I'll just provide the image that was provided on Salon's homepage today (Saturday) when the article was posted there:
What have we got here besides (intentional) fashion tastelessness? We have no hips, we have boney spines, and lack of muscle tone. And for the most part rather dead eyes, and stringy gross hair that one can excuse, perhaps, because of the performance conditions, sweat, and heat from the stage lamps/lights.
This all only comes to mind because when I turned the TV on for some reason this last week I came across “Pussycat Dolls Presents: The Search for the Next Doll” on CW—as Havrilesky writes, “the latest television show to suggest that the whoring sea donkeys are storming the gates.” I'd never heard of it and thought at first I'd come across some next-top-model crap when I tuned at the end when someone was being kicked off. I think this was Wednesday and perhaps a rerun from Tuesday, since I would usually turn the TV on for “Lost” Wednesday evenings.

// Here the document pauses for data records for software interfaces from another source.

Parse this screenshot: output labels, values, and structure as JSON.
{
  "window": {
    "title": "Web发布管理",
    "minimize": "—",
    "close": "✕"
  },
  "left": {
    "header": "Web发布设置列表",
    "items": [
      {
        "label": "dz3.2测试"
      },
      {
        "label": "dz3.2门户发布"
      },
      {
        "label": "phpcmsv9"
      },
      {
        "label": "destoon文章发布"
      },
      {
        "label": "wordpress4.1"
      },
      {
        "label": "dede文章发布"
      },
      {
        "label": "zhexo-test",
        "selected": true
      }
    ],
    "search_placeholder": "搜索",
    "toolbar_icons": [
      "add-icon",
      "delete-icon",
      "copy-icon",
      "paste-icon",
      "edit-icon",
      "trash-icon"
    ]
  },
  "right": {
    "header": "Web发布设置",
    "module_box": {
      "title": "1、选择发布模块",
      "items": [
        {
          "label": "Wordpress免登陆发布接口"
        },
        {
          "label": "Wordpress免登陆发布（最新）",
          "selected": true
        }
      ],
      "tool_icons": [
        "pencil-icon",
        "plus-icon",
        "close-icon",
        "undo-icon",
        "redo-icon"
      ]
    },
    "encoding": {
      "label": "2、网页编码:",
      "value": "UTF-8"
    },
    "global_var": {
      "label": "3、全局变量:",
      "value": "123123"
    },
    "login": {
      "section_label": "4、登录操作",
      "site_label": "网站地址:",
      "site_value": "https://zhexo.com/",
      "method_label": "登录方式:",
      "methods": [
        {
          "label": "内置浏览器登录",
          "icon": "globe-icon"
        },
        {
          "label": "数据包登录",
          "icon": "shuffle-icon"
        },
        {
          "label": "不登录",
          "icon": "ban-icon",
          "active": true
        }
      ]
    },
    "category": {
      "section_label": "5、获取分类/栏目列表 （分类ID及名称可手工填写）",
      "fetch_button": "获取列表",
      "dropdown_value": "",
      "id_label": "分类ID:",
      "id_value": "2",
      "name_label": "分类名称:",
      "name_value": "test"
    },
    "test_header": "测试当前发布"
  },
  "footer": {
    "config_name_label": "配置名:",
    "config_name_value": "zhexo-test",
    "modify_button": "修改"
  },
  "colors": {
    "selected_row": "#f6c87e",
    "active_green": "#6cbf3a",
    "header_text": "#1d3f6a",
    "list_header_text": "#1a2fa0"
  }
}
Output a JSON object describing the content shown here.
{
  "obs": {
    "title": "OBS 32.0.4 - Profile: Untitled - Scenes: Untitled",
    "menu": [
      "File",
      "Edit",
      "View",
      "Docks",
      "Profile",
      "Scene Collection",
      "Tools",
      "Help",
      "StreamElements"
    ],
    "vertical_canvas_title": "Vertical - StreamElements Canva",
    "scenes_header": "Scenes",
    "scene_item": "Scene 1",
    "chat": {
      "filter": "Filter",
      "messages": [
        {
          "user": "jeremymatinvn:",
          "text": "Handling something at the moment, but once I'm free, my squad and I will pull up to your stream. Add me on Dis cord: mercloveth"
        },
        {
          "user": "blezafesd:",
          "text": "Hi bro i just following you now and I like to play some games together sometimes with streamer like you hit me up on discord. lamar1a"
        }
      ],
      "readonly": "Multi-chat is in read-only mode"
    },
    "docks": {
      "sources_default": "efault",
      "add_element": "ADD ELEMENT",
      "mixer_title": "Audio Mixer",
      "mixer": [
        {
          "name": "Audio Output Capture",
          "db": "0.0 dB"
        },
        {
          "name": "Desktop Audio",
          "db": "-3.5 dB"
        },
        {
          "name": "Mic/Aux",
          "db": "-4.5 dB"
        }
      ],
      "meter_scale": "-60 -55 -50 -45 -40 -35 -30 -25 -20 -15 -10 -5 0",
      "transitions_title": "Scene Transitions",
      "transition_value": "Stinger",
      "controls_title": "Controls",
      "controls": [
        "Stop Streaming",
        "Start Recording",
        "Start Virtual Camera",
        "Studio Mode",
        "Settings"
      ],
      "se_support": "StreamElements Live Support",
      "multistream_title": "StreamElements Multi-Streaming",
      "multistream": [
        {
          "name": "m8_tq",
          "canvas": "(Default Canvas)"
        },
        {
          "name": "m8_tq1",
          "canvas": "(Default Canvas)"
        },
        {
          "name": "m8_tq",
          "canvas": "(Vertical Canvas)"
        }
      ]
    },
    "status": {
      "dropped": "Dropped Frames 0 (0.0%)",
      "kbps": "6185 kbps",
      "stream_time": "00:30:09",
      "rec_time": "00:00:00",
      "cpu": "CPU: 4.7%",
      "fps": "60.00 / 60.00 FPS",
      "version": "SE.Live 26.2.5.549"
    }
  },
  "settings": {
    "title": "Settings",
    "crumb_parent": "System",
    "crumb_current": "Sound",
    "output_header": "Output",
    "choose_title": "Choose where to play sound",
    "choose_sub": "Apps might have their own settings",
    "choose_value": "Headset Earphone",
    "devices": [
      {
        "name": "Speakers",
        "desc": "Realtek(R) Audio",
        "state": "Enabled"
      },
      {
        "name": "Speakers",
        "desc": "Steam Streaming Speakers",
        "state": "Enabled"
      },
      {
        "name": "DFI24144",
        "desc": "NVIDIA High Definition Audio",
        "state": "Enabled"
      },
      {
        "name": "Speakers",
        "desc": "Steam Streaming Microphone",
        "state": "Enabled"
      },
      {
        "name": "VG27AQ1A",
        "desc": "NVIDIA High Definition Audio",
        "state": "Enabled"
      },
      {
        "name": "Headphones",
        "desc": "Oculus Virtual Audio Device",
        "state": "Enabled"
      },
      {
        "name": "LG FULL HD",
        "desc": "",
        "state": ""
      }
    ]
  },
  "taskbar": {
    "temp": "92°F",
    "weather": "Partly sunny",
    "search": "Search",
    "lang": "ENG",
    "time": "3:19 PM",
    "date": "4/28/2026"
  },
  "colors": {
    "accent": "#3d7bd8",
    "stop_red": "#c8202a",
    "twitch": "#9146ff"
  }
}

It's none of my business if people want to act this way, dress this way, etc., especially not if they're making good money at it. I'm no proponent of puritanical modesty, Mormon modesty, Muslim modesty, or, for the fashion conscious, muslin modesty, but you know it's a rather obvious sign of stupidity when women & girls want to do the whole anorexic, skanked-out look. There is a wonderful disconnect between the Pussycat Dolls rhetoric and the reality. This is, of course, all quite obvious, which is why I turn off the TV and return to teaching those who care to come to my classes. There is little point in bothering with those who want to emulate this.
And St. Patrick's Day is a lot like the Pussycat Dolls in this regard ... lots of emulation, lots of being like somebody else and fitting into a preexisting power or political or religious structure. I of course won't claim that Carnivale is necessarily emancipatory, but anybody who bothers with Rabelais and His World by Mikhail Bakhtin will realize that Carnivale and the carnivalesque have quite a bit in common with true burlesque as well as cabaret.
—March 17 2007